REQUIRED WORK » What is needed is an exact reproduction of the listing, without its pictures.

START EXCERPTED DATA

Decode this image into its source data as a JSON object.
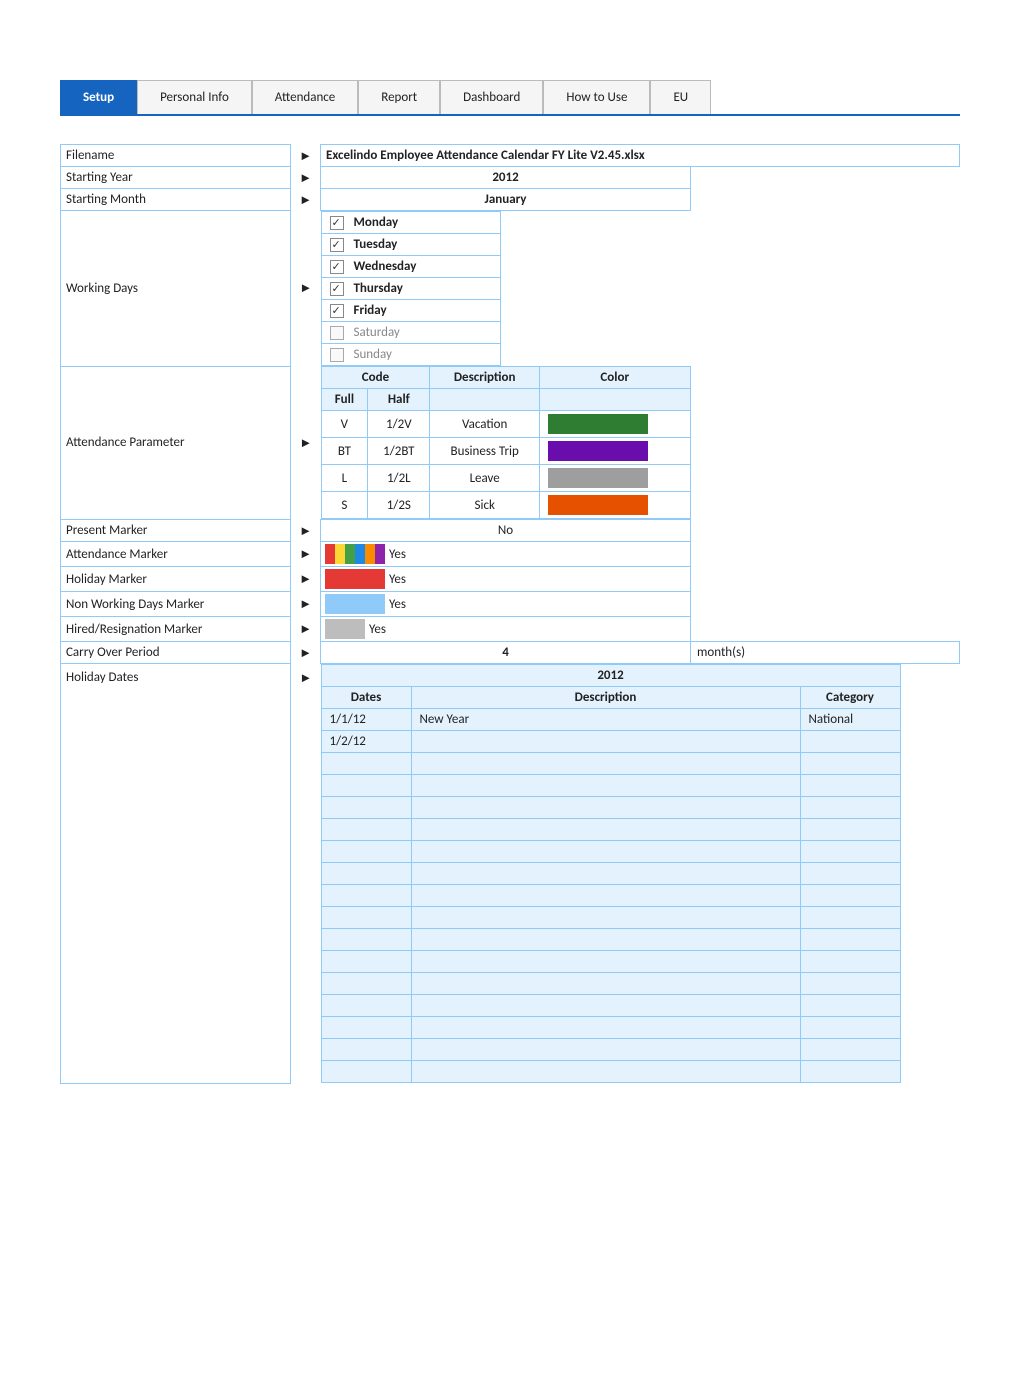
{
  "tabs": [
    {
      "label": "Setup",
      "active": true
    },
    {
      "label": "Personal Info",
      "active": false
    },
    {
      "label": "Attendance",
      "active": false
    },
    {
      "label": "Report",
      "active": false
    },
    {
      "label": "Dashboard",
      "active": false
    },
    {
      "label": "How to Use",
      "active": false
    },
    {
      "label": "EU",
      "active": false
    }
  ],
  "rows": {
    "filename_label": "Filename",
    "filename_value": "Excelindo Employee Attendance Calendar FY Lite V2.45.xlsx",
    "starting_year_label": "Starting Year",
    "starting_year_value": "2012",
    "starting_month_label": "Starting Month",
    "starting_month_value": "January",
    "working_days_label": "Working Days",
    "working_days": [
      {
        "day": "Monday",
        "checked": true
      },
      {
        "day": "Tuesday",
        "checked": true
      },
      {
        "day": "Wednesday",
        "checked": true
      },
      {
        "day": "Thursday",
        "checked": true
      },
      {
        "day": "Friday",
        "checked": true
      },
      {
        "day": "Saturday",
        "checked": false
      },
      {
        "day": "Sunday",
        "checked": false
      }
    ],
    "att_param_label": "Attendance Parameter",
    "att_param_header_code": "Code",
    "att_param_header_full": "Full",
    "att_param_header_half": "Half",
    "att_param_header_desc": "Description",
    "att_param_header_color": "Color",
    "att_params": [
      {
        "full": "V",
        "half": "1/2V",
        "desc": "Vacation",
        "color": "green"
      },
      {
        "full": "BT",
        "half": "1/2BT",
        "desc": "Business Trip",
        "color": "purple"
      },
      {
        "full": "L",
        "half": "1/2L",
        "desc": "Leave",
        "color": "gray"
      },
      {
        "full": "S",
        "half": "1/2S",
        "desc": "Sick",
        "color": "orange"
      }
    ],
    "present_marker_label": "Present Marker",
    "present_marker_value": "No",
    "attendance_marker_label": "Attendance Marker",
    "attendance_marker_value": "Yes",
    "holiday_marker_label": "Holiday Marker",
    "holiday_marker_value": "Yes",
    "nonworking_marker_label": "Non Working Days Marker",
    "nonworking_marker_value": "Yes",
    "hired_marker_label": "Hired/Resignation Marker",
    "hired_marker_value": "Yes",
    "carry_over_label": "Carry Over Period",
    "carry_over_num": "4",
    "carry_over_unit": "month(s)",
    "holiday_dates_label": "Holiday Dates",
    "holiday_year": "2012",
    "holiday_header_dates": "Dates",
    "holiday_header_desc": "Description",
    "holiday_header_cat": "Category",
    "holiday_rows": [
      {
        "date": "1/1/12",
        "desc": "New Year",
        "cat": "National"
      },
      {
        "date": "1/2/12",
        "desc": "",
        "cat": ""
      },
      {
        "date": "",
        "desc": "",
        "cat": ""
      },
      {
        "date": "",
        "desc": "",
        "cat": ""
      },
      {
        "date": "",
        "desc": "",
        "cat": ""
      },
      {
        "date": "",
        "desc": "",
        "cat": ""
      },
      {
        "date": "",
        "desc": "",
        "cat": ""
      },
      {
        "date": "",
        "desc": "",
        "cat": ""
      },
      {
        "date": "",
        "desc": "",
        "cat": ""
      },
      {
        "date": "",
        "desc": "",
        "cat": ""
      },
      {
        "date": "",
        "desc": "",
        "cat": ""
      },
      {
        "date": "",
        "desc": "",
        "cat": ""
      },
      {
        "date": "",
        "desc": "",
        "cat": ""
      },
      {
        "date": "",
        "desc": "",
        "cat": ""
      },
      {
        "date": "",
        "desc": "",
        "cat": ""
      },
      {
        "date": "",
        "desc": "",
        "cat": ""
      },
      {
        "date": "",
        "desc": "",
        "cat": ""
      }
    ]
  }
}
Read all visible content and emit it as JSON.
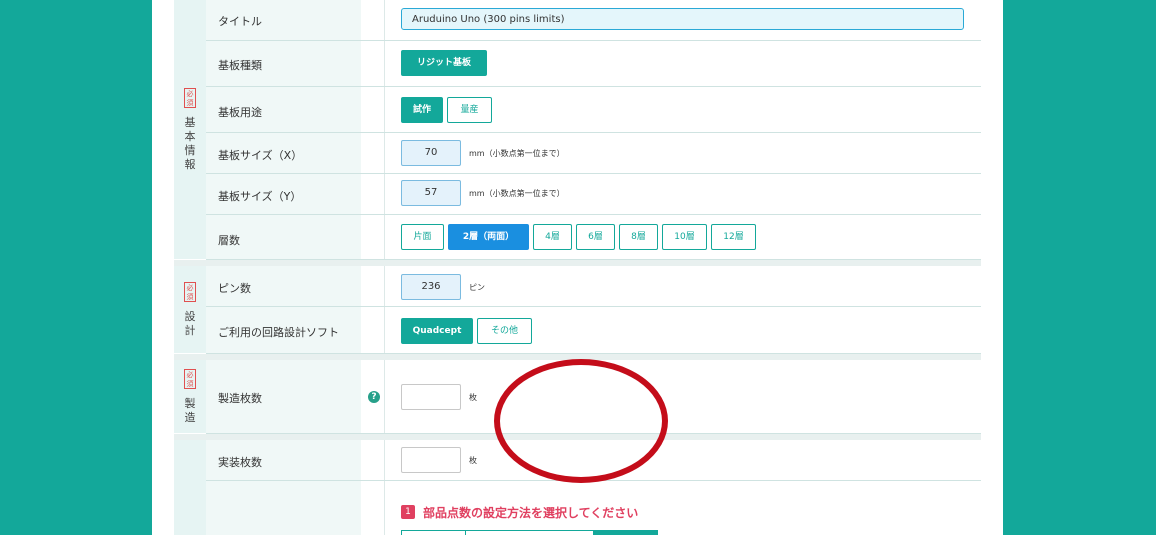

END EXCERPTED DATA

WRITTEN RESPONSE »
Decode this image into its source data as a JSON object.
{
  "tabs": [
    {
      "label": "Setup",
      "active": true
    },
    {
      "label": "Personal Info",
      "active": false
    },
    {
      "label": "Attendance",
      "active": false
    },
    {
      "label": "Report",
      "active": false
    },
    {
      "label": "Dashboard",
      "active": false
    },
    {
      "label": "How to Use",
      "active": false
    },
    {
      "label": "EU",
      "active": false
    }
  ],
  "rows": {
    "filename_label": "Filename",
    "filename_value": "Excelindo Employee Attendance Calendar FY Lite V2.45.xlsx",
    "starting_year_label": "Starting Year",
    "starting_year_value": "2012",
    "starting_month_label": "Starting Month",
    "starting_month_value": "January",
    "working_days_label": "Working Days",
    "working_days": [
      {
        "day": "Monday",
        "checked": true
      },
      {
        "day": "Tuesday",
        "checked": true
      },
      {
        "day": "Wednesday",
        "checked": true
      },
      {
        "day": "Thursday",
        "checked": true
      },
      {
        "day": "Friday",
        "checked": true
      },
      {
        "day": "Saturday",
        "checked": false
      },
      {
        "day": "Sunday",
        "checked": false
      }
    ],
    "att_param_label": "Attendance Parameter",
    "att_param_header_code": "Code",
    "att_param_header_full": "Full",
    "att_param_header_half": "Half",
    "att_param_header_desc": "Description",
    "att_param_header_color": "Color",
    "att_params": [
      {
        "full": "V",
        "half": "1/2V",
        "desc": "Vacation",
        "color": "green"
      },
      {
        "full": "BT",
        "half": "1/2BT",
        "desc": "Business Trip",
        "color": "purple"
      },
      {
        "full": "L",
        "half": "1/2L",
        "desc": "Leave",
        "color": "gray"
      },
      {
        "full": "S",
        "half": "1/2S",
        "desc": "Sick",
        "color": "orange"
      }
    ],
    "present_marker_label": "Present Marker",
    "present_marker_value": "No",
    "attendance_marker_label": "Attendance Marker",
    "attendance_marker_value": "Yes",
    "holiday_marker_label": "Holiday Marker",
    "holiday_marker_value": "Yes",
    "nonworking_marker_label": "Non Working Days Marker",
    "nonworking_marker_value": "Yes",
    "hired_marker_label": "Hired/Resignation Marker",
    "hired_marker_value": "Yes",
    "carry_over_label": "Carry Over Period",
    "carry_over_num": "4",
    "carry_over_unit": "month(s)",
    "holiday_dates_label": "Holiday Dates",
    "holiday_year": "2012",
    "holiday_header_dates": "Dates",
    "holiday_header_desc": "Description",
    "holiday_header_cat": "Category",
    "holiday_rows": [
      {
        "date": "1/1/12",
        "desc": "New Year",
        "cat": "National"
      },
      {
        "date": "1/2/12",
        "desc": "",
        "cat": ""
      },
      {
        "date": "",
        "desc": "",
        "cat": ""
      },
      {
        "date": "",
        "desc": "",
        "cat": ""
      },
      {
        "date": "",
        "desc": "",
        "cat": ""
      },
      {
        "date": "",
        "desc": "",
        "cat": ""
      },
      {
        "date": "",
        "desc": "",
        "cat": ""
      },
      {
        "date": "",
        "desc": "",
        "cat": ""
      },
      {
        "date": "",
        "desc": "",
        "cat": ""
      },
      {
        "date": "",
        "desc": "",
        "cat": ""
      },
      {
        "date": "",
        "desc": "",
        "cat": ""
      },
      {
        "date": "",
        "desc": "",
        "cat": ""
      },
      {
        "date": "",
        "desc": "",
        "cat": ""
      },
      {
        "date": "",
        "desc": "",
        "cat": ""
      },
      {
        "date": "",
        "desc": "",
        "cat": ""
      },
      {
        "date": "",
        "desc": "",
        "cat": ""
      },
      {
        "date": "",
        "desc": "",
        "cat": ""
      }
    ]
  }
}
Read all visible content and emit it as JSON.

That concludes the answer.